• A light volume of color 31 and 41, leaf mostly 3 and 4, staple 38 and 39, mike 43-49, strength 30-32, and uniformity 80-82 sold for around 200 points off ICE March futures, FOB car/truck, Georgia terms (Rule 5, compression charges paid, 30 days free storage).
• Mixed lots containing color 31-42, leaf 3 and 4, staple 34-37, mike 37-52, strength 27-30, and uniformity 79-81 sold for around 250 points off ICE March futures, same terms as above.
• A light volume of color 31 and 41, leaf 3 and 4, staple 37 and 38, mike 37-47, strength 32 and higher, uniformity 80-82, and 25 percent extraneous matter sold for 275 points off ICE March futures, same terms as above.
Spot cotton trading was active. Supplies and producer offerings were heavy. Demand was very good.
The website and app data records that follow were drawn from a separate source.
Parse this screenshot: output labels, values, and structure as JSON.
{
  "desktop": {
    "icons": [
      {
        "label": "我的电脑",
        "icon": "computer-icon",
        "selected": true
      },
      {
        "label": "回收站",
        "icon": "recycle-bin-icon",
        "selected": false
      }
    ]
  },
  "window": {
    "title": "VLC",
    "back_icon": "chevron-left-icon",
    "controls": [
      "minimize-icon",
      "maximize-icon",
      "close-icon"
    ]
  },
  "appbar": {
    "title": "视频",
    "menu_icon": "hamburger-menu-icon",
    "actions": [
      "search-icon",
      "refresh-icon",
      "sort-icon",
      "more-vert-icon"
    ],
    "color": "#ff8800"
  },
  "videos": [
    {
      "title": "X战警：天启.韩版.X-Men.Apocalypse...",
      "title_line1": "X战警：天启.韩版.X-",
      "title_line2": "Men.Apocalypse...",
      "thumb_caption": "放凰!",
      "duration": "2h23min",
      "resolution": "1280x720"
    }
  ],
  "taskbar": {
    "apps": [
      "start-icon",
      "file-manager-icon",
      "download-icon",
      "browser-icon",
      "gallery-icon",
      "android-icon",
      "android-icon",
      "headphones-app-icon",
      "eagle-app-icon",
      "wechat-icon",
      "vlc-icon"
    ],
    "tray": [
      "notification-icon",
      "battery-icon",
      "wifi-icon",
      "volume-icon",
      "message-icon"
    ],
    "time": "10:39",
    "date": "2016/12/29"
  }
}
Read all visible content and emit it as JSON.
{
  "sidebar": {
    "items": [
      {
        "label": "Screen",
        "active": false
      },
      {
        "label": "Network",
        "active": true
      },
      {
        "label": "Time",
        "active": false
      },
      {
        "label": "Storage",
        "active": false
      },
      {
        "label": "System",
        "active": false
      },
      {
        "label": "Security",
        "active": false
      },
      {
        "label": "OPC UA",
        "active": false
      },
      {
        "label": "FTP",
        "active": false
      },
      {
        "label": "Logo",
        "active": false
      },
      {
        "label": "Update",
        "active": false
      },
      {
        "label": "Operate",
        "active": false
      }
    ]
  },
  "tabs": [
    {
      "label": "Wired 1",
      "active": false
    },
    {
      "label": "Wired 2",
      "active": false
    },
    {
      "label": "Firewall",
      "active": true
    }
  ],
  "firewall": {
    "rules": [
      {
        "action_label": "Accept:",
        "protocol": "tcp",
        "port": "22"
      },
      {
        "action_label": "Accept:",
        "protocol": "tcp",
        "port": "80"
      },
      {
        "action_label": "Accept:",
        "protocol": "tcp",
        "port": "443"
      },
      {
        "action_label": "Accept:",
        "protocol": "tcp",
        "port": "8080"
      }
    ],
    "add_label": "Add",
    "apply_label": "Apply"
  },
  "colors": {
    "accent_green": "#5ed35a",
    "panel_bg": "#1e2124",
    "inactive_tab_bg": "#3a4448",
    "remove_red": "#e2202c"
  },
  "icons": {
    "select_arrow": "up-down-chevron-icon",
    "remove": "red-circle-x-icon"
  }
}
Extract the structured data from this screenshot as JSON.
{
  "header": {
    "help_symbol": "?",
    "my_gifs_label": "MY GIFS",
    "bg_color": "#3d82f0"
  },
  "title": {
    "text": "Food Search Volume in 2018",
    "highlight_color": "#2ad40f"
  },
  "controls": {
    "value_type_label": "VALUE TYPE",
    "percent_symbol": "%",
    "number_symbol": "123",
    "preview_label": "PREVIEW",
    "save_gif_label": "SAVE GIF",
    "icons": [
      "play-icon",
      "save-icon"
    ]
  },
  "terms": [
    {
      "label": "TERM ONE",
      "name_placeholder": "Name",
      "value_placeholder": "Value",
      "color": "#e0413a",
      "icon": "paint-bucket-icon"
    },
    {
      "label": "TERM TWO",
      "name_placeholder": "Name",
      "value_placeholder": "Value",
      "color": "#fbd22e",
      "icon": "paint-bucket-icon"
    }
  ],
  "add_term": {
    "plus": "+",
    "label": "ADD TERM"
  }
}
Average local spot prices were higher. Producer interest in forward contracting was light. Trading of CCC-loan equities was slow. Foreign inquiries were heavy. Interest was best from China, Pakistan, and Vietnam. The COVID-19 Pandemic continued to impact commodity markets and global cotton demand. Infection spikes continued to pressure local medical institutions and resources.
Final harvesting in the High Plains made good progress under unseasonably warm conditions with daytime highs in the low 50s to upper 70s and overnight lows in the 20s to 30s. A winter storm is in the nearby forecast and expected to deposit rain and snow intermittently. Morning humidity and frost delayed field activities a few hours on December 8. Most fields have been harvested on the High Plains, but fieldwork was active in the Rolling Plains. Yields were less than expected, but quality remained good. Many gins reported that pressing services will be completed before the Christmas holiday. Virtual industry meetings were held on Zoom and in person with social distancing protocols in place to help prevent the spread of COVID-19.